“We have seen students in the past walk away from orientation with views and ideas that perpetuate rape culture and our goal is to understand why that is happening and work towards changing that,” Anson said via email.

Anson said OSAC hopes there will be a shift toward including more history of sexual assault on Occidental’s campus into orientation while dismantling rape myths and providing resources for survivors.

“We believe that incoming students should know what past students have fought for on campus,” Anson said.

According to Hayes, they had no awareness of OSAC’s existence before the re-emergence. According to Hayes, OSAC personally invited them to join the organization based on their advocacy for survivors and discussion around issues regarding sexual assault during their tenure as first-year senator in Fall 2017.

“As a survivor and someone who is really passionate about those things, it’s something that I was really happy to get a chance to be a part of and really nice of these older students to reach out to me as a younger student,” Hayes said.

Hayes said when OSAC approached them, their biggest concern was being tokenized by the coalition as a black femme member. They communicated this discomfort to OSAC members and found solace from the group.

“We have a lot of POC [on OSAC] which is really great because it does show that POC cares about these issues,” Hayes said. “It’s never about just white feminism.
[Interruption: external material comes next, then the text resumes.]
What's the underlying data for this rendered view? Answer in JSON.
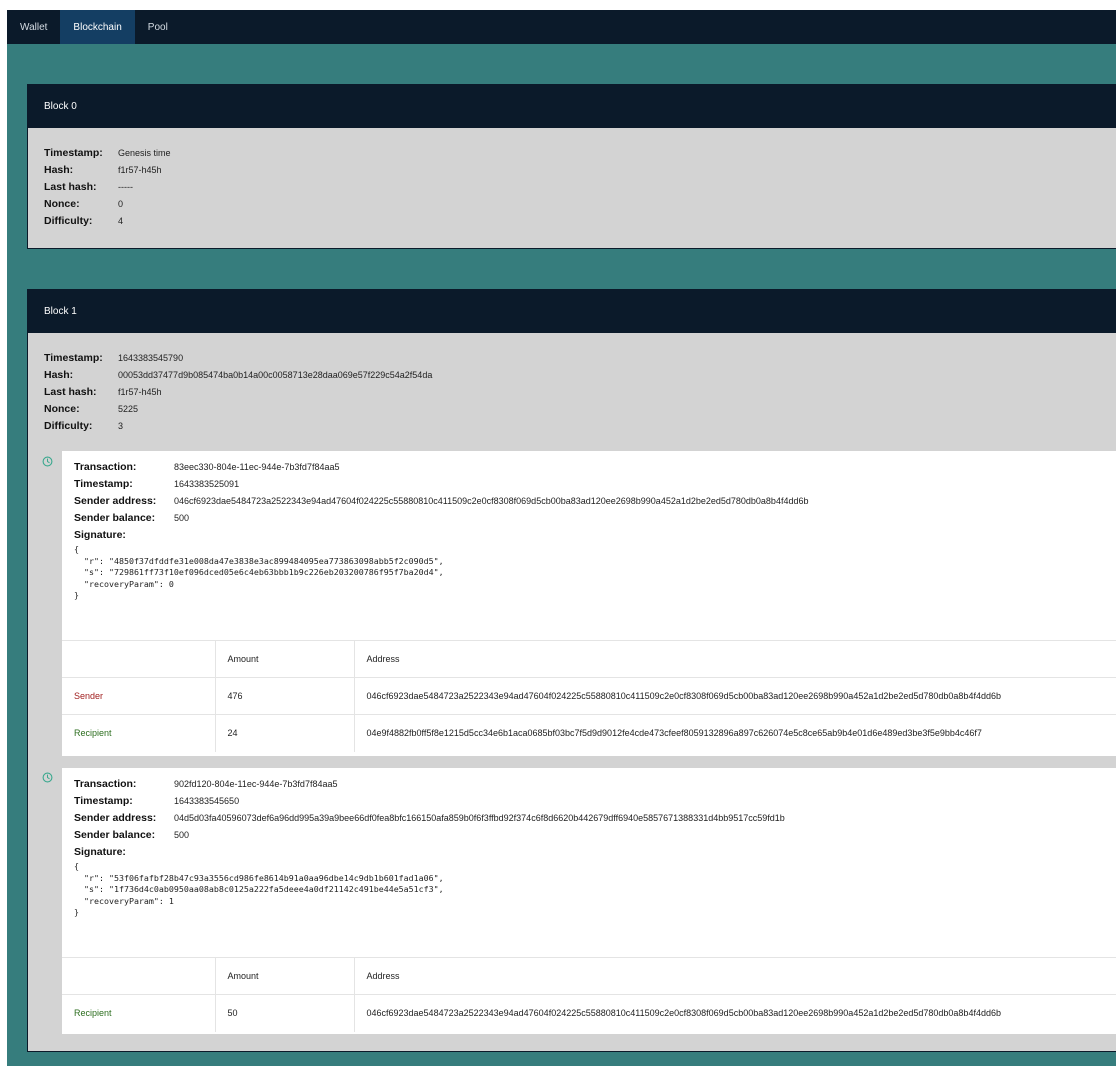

It’s really balanced and a really good space.”

According to both Hayes and OSAC Co-Founder and Politics Professor Caroline Heldman, who formally co-founded the organization Feb. 14, 2012, OSAC has no hierarchical structure among its membership.

“It’s an organization that is open to anyone concerned about preventing sexual violence on this campus,” Heldman said via email.

Stevens said since OSAC’s public statement and meetings with administration, Vice President of Student Affairs and Dean of Students Rob Flot has committed to making a change to Occidental policy this summer. According to Stevens, this policy change would reflect some form of ban on underground Greek organizations for the 2018–19 school year. Additionally, OSAC is working with the future OMA house manager Carlton O’Neal to collaborate on shifting the culture OSAC has been critiquing.

OSAC has an online submission form, Stevens said, in order to provide a platform for anyone to provide thoughts on the goals being pursued.

“The biggest thing we’re working on right now is recognizing feedback, which is super important to me,” Hayes said.